_Instructions to follow_
Examine each line of the listing below. Copy those in which the string "icon" appears.

_Record excerpts_

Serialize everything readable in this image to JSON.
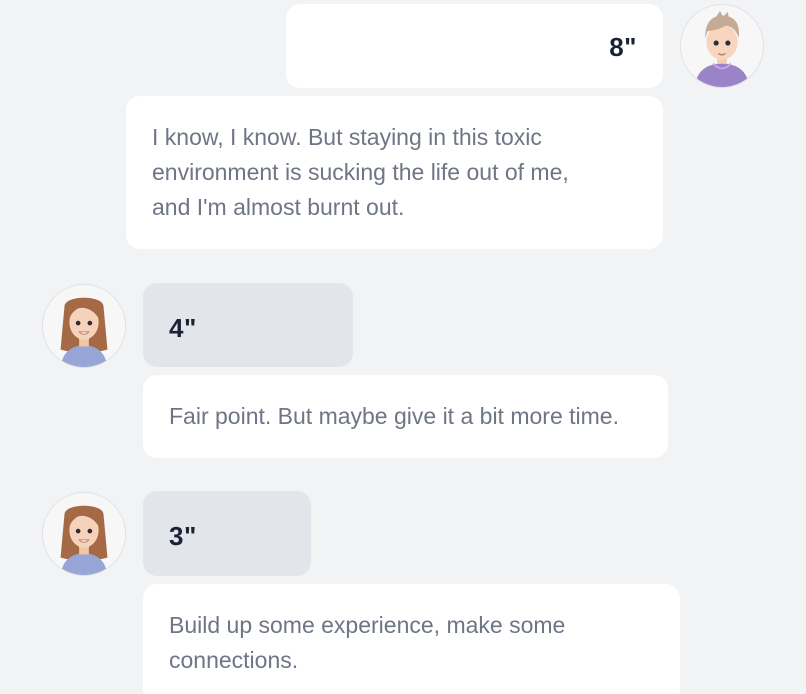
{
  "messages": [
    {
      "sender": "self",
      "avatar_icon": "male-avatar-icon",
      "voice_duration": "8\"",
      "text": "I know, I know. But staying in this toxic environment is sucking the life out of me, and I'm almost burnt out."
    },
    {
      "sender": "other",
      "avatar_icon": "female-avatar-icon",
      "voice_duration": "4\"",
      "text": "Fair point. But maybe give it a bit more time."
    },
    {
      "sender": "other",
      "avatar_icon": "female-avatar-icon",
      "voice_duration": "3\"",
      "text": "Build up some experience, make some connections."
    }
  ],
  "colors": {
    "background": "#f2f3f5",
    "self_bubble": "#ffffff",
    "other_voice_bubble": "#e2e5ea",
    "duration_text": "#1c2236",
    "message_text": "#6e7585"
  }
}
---
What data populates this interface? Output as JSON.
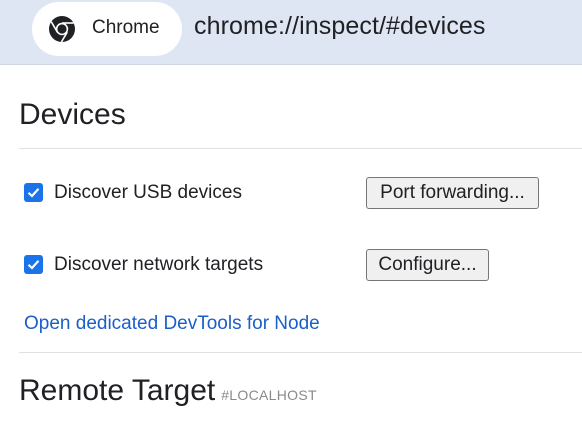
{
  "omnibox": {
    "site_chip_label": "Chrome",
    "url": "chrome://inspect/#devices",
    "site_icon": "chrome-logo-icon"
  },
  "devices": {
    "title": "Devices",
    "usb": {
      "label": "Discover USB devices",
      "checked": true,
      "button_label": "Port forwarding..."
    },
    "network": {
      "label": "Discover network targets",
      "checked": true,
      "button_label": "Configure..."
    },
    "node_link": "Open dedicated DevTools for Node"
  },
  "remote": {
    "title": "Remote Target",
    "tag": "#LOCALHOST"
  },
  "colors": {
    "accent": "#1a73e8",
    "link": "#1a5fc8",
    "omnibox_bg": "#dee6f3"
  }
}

_Your response_
      "avatar_icon": "male-avatar-icon",
      "avatar_icon": "female-avatar-icon",
      "avatar_icon": "female-avatar-icon",
    "site_icon": "chrome-logo-icon"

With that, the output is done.